== RECORDS FOR PROCESSING ==
====================
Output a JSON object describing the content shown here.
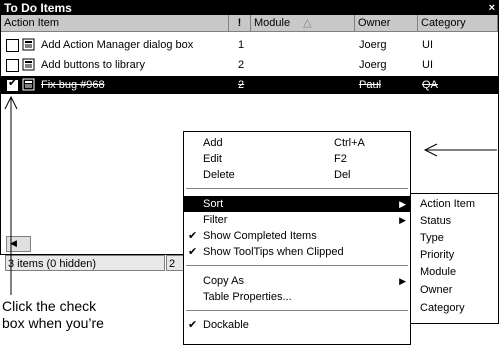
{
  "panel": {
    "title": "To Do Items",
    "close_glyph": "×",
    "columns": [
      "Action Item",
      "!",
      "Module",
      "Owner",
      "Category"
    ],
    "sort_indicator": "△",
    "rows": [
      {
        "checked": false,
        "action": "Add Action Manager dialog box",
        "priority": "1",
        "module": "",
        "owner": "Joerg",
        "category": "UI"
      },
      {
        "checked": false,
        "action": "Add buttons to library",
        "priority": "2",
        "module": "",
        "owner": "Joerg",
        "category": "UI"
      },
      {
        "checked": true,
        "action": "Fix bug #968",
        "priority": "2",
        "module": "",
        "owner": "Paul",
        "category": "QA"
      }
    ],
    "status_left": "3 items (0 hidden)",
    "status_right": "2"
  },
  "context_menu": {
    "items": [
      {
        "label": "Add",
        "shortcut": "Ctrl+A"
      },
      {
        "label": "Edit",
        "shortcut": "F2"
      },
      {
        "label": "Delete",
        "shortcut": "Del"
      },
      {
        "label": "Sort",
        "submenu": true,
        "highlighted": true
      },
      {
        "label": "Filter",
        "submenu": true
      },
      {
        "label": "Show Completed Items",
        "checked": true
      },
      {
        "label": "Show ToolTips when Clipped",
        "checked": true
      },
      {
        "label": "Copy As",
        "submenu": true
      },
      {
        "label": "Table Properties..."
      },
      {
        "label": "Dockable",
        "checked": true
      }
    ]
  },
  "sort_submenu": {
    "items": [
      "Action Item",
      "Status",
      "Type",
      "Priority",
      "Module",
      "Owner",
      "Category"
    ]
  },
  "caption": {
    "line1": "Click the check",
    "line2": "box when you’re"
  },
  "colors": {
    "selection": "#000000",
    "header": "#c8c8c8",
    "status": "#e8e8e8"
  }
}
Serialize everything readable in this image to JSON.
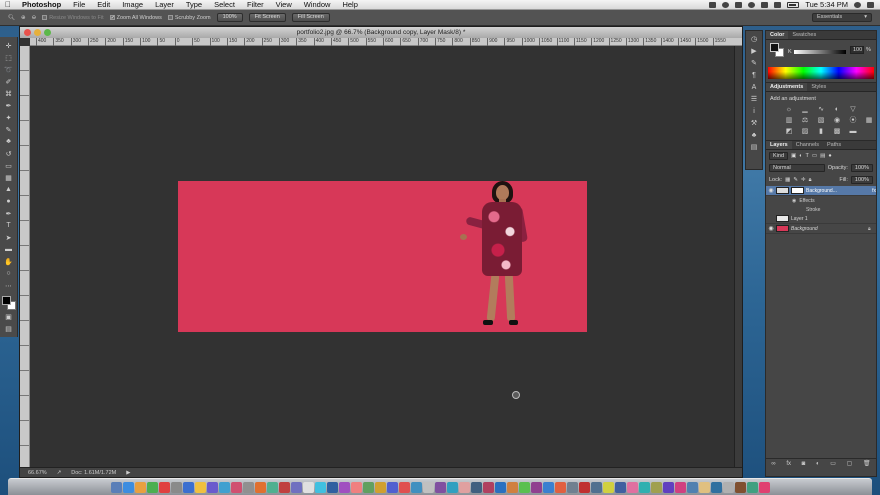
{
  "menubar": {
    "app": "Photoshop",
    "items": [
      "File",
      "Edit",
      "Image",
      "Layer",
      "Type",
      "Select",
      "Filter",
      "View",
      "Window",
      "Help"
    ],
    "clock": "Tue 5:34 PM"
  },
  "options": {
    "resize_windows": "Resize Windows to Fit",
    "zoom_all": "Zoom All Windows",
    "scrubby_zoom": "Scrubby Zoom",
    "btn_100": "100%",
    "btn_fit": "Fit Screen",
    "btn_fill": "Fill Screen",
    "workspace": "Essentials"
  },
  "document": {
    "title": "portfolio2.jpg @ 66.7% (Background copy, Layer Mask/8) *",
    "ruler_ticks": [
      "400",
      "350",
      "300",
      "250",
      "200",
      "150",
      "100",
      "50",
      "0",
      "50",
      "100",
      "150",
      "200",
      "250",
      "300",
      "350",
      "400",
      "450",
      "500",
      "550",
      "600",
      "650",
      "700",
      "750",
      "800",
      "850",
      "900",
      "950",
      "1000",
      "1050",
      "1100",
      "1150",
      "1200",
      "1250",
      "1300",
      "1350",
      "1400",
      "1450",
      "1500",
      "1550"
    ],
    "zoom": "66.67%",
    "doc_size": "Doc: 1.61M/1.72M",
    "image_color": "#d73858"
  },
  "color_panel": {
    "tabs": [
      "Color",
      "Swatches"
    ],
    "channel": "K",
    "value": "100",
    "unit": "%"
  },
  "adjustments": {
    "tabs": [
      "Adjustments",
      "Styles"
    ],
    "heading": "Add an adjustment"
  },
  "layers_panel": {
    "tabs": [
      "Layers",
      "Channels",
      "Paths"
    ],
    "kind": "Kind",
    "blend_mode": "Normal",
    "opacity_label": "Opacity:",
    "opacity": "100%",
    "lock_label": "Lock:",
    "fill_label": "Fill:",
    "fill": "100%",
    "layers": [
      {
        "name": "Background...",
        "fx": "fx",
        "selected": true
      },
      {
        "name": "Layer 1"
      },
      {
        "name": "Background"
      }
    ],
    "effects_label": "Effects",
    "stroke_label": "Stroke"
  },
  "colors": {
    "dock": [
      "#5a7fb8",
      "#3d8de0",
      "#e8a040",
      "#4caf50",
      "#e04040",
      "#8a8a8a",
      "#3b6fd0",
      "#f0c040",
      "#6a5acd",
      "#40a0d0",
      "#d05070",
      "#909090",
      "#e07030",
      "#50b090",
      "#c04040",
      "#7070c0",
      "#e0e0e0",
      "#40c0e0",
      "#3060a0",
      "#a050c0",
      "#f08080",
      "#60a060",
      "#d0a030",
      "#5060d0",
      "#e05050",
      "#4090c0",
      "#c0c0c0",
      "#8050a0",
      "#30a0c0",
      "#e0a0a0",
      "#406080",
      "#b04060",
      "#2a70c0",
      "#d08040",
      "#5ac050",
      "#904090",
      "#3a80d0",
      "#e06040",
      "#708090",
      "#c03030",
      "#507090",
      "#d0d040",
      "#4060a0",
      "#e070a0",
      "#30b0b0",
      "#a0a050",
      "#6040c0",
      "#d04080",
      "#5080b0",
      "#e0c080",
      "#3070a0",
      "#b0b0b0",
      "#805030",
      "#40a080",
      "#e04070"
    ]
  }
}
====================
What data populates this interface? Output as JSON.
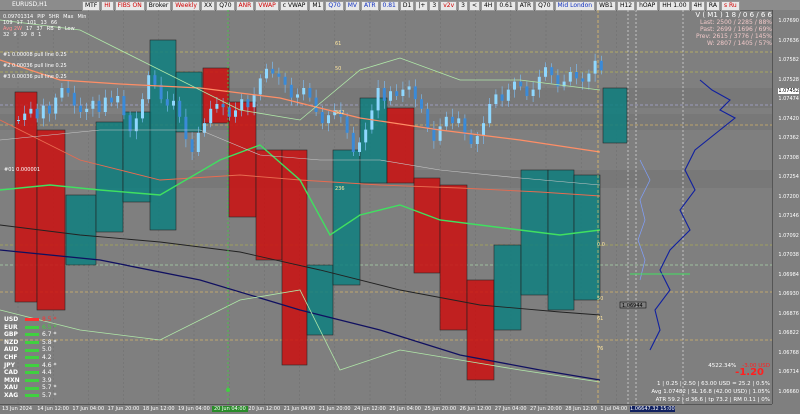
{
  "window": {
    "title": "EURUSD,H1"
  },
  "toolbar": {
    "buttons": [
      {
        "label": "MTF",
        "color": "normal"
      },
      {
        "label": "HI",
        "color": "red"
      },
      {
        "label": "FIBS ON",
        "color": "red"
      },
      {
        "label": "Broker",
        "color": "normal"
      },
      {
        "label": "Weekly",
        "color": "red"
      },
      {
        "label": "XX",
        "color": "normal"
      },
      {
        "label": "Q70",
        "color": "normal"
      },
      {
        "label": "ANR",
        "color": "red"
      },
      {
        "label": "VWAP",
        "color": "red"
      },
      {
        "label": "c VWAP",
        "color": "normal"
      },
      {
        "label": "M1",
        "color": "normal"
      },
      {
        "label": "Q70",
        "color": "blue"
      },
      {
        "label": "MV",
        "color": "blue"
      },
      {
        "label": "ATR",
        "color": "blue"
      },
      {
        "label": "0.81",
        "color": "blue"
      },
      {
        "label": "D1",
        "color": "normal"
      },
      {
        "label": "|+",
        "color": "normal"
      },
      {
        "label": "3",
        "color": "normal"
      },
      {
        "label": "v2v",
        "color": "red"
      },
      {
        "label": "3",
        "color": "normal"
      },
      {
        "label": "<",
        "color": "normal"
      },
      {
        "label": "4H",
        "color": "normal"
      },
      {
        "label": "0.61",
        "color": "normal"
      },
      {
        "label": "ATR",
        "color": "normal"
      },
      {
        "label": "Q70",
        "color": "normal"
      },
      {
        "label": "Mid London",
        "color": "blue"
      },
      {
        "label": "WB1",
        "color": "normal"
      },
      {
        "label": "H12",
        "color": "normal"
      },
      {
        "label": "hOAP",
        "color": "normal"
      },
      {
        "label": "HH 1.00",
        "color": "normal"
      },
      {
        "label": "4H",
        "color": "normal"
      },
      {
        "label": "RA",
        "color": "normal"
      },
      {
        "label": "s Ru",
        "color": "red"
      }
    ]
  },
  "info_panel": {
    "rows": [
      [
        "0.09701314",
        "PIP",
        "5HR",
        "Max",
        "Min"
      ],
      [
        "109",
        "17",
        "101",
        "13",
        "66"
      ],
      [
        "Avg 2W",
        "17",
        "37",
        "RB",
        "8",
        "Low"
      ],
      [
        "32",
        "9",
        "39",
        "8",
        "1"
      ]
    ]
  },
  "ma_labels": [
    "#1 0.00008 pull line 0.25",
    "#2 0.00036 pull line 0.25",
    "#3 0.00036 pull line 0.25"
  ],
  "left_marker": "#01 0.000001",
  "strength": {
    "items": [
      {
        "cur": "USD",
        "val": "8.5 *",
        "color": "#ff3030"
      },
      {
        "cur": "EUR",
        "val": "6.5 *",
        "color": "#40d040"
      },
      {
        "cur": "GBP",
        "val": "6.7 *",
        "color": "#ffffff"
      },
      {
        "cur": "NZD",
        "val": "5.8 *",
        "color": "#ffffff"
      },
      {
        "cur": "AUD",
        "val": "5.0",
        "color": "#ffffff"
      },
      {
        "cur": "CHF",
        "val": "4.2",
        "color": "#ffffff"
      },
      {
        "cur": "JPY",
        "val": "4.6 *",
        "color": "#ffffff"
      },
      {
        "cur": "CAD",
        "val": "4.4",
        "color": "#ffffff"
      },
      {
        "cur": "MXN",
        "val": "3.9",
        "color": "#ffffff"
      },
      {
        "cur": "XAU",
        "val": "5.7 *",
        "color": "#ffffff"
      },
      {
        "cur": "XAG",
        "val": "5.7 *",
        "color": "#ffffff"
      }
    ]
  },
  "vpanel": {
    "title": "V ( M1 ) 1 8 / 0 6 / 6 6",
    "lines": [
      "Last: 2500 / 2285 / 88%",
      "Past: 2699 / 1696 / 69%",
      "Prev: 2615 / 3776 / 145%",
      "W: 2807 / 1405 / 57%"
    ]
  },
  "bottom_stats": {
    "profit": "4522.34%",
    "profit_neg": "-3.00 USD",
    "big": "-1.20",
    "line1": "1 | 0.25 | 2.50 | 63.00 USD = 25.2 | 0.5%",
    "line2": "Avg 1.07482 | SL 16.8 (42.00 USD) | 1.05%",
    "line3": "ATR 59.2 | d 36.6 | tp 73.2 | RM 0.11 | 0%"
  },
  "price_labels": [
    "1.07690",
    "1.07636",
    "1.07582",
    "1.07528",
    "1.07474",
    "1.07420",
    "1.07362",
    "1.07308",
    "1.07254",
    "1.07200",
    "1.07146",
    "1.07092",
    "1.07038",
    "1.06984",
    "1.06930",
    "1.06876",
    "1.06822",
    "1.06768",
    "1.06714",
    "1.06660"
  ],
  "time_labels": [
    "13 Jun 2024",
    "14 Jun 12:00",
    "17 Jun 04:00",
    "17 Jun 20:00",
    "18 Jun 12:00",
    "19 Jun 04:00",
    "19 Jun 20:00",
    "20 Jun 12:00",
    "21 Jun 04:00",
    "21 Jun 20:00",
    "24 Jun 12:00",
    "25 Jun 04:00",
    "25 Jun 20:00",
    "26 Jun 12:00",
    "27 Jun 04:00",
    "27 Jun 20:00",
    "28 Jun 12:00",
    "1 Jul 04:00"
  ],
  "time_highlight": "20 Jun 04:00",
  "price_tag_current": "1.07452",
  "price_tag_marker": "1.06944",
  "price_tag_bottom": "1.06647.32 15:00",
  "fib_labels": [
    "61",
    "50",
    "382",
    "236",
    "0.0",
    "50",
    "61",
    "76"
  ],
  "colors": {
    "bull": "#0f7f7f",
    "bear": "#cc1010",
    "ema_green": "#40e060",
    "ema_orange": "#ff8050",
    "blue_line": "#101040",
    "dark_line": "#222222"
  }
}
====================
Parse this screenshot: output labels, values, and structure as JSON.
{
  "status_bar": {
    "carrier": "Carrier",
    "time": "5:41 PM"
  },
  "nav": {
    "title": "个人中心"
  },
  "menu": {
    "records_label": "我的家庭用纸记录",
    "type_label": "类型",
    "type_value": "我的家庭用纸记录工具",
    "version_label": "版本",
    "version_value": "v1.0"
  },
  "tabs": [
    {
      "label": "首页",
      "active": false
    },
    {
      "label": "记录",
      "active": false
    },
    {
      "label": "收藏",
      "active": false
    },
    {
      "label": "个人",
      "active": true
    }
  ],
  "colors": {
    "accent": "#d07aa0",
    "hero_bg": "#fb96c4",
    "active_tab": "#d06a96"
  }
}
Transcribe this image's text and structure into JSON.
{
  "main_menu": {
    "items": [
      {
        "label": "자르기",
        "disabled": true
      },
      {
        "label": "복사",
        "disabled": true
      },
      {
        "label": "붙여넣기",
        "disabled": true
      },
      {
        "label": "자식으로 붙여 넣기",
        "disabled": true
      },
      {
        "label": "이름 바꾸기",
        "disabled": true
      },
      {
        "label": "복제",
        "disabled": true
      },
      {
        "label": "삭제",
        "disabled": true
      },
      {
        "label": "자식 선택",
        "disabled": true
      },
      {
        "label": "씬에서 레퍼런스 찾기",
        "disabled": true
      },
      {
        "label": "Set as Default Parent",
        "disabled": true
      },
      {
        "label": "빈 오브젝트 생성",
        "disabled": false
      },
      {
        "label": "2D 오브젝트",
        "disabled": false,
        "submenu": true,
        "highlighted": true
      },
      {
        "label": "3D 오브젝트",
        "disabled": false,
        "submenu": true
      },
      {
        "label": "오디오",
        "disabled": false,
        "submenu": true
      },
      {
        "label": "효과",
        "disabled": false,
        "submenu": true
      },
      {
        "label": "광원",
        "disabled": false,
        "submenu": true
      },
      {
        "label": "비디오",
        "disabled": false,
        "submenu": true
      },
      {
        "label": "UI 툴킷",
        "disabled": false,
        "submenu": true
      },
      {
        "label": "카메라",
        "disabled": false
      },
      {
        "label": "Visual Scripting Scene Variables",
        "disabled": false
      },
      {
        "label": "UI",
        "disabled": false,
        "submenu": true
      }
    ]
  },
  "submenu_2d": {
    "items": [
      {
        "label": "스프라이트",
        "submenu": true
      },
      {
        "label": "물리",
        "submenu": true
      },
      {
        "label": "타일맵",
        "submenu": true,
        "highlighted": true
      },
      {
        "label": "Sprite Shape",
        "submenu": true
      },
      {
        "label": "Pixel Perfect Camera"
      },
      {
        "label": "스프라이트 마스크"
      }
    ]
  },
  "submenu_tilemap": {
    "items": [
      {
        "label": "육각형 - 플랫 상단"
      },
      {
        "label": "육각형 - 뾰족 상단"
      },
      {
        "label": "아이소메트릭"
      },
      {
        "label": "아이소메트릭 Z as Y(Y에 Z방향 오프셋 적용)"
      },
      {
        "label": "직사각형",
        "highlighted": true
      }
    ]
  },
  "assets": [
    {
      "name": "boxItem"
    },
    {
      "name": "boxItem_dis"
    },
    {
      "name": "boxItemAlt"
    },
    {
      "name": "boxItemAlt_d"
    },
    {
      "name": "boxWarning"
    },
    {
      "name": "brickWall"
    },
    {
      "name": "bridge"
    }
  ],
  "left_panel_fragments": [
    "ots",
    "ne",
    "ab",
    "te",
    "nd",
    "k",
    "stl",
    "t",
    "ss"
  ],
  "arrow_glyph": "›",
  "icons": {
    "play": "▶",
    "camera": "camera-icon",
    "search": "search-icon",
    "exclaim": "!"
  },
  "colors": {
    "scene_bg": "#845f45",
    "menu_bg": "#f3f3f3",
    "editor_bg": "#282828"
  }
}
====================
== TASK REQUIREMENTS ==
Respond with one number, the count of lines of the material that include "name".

== WRITTEN RESPONSE ==
10